EXERCISE INPUT below:
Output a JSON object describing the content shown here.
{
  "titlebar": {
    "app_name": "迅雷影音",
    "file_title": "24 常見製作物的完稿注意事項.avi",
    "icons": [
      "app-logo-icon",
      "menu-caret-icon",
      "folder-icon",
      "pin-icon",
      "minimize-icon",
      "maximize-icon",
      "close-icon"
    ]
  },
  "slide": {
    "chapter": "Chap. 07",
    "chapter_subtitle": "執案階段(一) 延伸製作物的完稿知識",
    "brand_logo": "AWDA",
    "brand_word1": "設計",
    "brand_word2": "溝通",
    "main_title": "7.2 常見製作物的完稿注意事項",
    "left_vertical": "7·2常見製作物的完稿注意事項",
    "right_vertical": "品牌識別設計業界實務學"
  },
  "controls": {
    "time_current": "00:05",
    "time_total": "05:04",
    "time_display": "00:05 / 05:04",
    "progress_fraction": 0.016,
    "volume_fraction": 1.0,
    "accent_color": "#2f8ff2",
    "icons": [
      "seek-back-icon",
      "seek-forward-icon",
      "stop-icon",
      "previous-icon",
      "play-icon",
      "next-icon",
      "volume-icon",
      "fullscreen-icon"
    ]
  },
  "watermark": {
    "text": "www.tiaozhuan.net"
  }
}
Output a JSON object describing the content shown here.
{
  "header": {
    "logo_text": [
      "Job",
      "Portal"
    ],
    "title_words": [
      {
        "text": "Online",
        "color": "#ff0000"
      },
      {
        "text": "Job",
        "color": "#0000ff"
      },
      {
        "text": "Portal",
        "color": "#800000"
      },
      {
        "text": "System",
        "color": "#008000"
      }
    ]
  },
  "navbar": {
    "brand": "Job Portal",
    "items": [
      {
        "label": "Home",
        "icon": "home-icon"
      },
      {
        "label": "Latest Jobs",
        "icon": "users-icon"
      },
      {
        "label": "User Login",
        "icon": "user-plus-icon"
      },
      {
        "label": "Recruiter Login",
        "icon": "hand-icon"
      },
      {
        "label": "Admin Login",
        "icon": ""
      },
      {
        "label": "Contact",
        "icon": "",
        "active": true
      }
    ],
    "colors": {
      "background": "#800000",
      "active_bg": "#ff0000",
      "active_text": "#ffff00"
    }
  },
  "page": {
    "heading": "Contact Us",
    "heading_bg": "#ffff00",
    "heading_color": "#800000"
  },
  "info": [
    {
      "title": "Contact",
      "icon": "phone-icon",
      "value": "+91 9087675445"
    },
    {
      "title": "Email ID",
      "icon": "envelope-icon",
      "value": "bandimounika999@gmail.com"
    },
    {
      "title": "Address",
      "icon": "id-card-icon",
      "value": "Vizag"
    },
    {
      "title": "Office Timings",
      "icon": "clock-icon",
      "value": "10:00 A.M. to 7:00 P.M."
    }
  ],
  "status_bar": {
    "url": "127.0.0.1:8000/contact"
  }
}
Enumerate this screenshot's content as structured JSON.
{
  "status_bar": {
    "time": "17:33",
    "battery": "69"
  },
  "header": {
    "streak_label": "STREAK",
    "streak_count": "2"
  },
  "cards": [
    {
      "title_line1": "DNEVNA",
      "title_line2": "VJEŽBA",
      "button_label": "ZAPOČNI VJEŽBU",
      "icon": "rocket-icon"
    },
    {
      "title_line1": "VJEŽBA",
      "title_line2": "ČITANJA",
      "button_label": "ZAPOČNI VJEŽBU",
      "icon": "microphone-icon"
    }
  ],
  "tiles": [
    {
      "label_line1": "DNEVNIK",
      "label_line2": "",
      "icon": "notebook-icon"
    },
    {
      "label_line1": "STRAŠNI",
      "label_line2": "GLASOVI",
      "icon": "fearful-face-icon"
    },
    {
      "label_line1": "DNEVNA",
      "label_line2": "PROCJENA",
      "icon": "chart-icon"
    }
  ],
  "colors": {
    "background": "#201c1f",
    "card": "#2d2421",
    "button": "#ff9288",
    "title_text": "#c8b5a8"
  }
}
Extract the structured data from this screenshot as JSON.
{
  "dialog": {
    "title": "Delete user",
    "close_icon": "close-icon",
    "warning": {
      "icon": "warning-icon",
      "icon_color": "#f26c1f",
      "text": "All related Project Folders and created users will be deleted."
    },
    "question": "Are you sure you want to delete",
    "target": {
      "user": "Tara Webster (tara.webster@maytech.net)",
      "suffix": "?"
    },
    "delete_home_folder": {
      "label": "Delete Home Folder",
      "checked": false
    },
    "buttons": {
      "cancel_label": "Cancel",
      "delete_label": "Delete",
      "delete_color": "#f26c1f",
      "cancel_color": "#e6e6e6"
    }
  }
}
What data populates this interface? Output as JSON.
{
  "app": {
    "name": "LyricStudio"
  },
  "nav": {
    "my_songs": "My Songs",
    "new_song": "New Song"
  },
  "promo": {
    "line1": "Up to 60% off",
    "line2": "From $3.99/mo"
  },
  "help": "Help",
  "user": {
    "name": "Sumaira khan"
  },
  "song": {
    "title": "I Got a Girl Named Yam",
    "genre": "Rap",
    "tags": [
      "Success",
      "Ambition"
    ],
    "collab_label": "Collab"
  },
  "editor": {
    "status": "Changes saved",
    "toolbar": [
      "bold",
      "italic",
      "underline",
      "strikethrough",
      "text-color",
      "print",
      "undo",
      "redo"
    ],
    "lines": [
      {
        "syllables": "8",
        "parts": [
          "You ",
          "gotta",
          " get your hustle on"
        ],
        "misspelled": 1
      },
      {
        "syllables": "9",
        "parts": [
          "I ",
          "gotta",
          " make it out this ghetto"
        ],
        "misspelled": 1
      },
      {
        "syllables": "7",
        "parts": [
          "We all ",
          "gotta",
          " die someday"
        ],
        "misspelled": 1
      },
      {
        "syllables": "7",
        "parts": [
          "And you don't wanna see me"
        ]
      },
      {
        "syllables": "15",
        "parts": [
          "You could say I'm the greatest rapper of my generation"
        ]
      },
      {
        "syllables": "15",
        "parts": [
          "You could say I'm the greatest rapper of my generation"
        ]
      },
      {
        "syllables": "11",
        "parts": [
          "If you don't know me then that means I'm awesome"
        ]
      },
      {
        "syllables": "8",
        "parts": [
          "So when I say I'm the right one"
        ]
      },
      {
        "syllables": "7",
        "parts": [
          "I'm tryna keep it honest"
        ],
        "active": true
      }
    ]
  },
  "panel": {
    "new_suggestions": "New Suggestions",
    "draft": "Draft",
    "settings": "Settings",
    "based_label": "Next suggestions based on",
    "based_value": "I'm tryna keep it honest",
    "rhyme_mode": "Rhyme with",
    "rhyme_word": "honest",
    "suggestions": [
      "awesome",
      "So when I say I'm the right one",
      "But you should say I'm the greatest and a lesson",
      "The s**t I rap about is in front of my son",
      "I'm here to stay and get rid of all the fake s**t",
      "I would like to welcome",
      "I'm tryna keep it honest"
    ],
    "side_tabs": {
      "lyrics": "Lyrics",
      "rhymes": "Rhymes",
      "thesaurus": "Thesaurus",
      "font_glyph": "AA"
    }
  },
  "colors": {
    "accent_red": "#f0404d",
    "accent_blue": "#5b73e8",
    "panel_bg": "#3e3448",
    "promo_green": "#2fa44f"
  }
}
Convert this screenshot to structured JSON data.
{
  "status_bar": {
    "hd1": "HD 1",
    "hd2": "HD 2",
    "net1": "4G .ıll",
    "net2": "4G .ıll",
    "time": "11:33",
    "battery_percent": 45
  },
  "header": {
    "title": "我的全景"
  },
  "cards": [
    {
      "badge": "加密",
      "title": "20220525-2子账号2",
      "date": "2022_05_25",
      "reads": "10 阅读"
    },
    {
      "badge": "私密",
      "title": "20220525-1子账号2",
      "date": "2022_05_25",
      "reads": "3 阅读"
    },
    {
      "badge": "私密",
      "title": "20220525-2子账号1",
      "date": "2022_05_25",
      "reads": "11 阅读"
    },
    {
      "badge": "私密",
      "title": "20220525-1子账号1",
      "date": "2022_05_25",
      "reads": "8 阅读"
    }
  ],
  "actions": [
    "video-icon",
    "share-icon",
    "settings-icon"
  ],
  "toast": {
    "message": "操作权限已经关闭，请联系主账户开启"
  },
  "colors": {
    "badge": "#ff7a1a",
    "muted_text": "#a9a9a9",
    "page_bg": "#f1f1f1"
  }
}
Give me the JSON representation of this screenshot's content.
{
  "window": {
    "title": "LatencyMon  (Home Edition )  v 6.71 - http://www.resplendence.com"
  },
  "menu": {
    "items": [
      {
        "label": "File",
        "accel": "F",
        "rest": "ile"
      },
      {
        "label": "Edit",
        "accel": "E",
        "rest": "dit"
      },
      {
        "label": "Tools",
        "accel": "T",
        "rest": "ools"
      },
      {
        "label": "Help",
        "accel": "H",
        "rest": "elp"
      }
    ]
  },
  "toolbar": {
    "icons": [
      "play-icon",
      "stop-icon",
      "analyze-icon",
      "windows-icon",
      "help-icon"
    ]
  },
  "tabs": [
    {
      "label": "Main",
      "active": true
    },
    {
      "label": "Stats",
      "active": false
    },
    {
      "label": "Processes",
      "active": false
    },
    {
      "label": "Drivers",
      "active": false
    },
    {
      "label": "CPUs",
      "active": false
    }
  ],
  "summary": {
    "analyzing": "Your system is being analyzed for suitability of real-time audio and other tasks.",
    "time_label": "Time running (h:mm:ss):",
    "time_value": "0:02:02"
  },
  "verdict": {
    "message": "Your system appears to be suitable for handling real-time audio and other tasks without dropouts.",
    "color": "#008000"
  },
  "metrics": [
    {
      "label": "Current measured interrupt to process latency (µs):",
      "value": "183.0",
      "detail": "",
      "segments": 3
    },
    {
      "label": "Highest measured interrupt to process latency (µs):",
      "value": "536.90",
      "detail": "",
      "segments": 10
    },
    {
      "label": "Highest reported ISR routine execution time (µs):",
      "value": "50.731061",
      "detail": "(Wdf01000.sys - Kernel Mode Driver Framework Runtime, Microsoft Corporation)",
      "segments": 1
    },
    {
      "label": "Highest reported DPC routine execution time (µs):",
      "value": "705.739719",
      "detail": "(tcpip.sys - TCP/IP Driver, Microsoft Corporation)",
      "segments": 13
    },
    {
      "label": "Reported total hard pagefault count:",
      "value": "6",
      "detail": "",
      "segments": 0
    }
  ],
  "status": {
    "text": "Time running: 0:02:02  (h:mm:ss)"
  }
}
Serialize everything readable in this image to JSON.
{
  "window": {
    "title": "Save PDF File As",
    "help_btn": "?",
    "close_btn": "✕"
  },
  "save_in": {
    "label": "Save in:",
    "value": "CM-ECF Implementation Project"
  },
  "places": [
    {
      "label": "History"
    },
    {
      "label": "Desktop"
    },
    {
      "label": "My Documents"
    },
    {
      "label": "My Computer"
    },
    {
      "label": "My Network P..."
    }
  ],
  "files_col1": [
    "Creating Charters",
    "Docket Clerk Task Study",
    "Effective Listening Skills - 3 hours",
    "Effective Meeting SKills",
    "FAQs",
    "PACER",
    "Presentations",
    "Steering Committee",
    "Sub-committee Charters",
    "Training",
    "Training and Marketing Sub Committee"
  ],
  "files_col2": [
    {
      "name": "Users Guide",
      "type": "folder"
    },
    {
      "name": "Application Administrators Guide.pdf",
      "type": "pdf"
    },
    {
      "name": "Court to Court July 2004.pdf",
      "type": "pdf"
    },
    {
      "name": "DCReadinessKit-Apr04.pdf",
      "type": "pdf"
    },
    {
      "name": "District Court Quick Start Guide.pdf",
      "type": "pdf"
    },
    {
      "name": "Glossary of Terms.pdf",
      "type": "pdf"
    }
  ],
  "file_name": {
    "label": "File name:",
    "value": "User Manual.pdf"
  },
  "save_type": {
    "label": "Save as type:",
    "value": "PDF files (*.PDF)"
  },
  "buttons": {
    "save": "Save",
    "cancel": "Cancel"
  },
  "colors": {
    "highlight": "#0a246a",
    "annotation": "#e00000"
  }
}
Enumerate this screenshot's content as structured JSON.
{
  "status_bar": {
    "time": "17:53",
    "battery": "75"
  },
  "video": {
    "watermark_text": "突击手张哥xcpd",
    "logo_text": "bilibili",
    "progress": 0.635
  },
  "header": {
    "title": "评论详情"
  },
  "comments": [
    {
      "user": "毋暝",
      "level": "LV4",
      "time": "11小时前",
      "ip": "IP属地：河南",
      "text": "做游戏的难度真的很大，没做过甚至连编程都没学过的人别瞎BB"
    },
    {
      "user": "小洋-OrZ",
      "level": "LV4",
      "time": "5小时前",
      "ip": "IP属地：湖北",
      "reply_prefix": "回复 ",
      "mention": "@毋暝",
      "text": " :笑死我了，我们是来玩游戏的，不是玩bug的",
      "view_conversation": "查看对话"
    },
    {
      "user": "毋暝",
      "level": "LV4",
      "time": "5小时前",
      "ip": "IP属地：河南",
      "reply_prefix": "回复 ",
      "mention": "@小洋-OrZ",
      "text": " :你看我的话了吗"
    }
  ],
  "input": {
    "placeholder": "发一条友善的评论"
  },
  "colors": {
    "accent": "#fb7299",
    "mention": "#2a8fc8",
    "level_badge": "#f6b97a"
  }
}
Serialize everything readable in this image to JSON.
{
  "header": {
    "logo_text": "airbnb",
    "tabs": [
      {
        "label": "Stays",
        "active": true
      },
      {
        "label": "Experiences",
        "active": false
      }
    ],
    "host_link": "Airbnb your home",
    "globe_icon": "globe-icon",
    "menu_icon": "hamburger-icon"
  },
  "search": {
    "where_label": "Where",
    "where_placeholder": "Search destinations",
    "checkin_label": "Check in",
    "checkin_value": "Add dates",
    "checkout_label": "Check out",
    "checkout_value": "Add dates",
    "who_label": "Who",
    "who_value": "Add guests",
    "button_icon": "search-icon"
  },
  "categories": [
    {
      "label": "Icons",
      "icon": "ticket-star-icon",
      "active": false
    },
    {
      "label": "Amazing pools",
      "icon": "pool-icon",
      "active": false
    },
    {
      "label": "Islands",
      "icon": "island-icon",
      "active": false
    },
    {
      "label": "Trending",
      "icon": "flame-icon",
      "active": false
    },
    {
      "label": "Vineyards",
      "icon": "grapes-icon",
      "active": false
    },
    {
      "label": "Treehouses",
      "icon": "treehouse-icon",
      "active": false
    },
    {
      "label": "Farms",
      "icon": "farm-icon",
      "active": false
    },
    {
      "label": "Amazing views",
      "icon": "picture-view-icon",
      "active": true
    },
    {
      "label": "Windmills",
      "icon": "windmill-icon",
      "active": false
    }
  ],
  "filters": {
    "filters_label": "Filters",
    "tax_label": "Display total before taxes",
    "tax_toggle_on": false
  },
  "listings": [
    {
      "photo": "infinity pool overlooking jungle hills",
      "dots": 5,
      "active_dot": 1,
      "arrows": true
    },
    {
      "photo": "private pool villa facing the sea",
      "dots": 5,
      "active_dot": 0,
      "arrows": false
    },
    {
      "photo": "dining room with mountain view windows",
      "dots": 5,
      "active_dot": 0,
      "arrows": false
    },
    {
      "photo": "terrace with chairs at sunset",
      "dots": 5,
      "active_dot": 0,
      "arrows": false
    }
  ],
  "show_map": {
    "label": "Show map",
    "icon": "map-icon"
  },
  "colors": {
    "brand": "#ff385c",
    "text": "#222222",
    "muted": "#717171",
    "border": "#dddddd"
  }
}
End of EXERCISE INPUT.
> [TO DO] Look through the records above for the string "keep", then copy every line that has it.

> [OUTPUT FOR THIS TASK]
          "I'm tryna keep it honest"
    "based_value": "I'm tryna keep it honest",
      "I'm tryna keep it honest"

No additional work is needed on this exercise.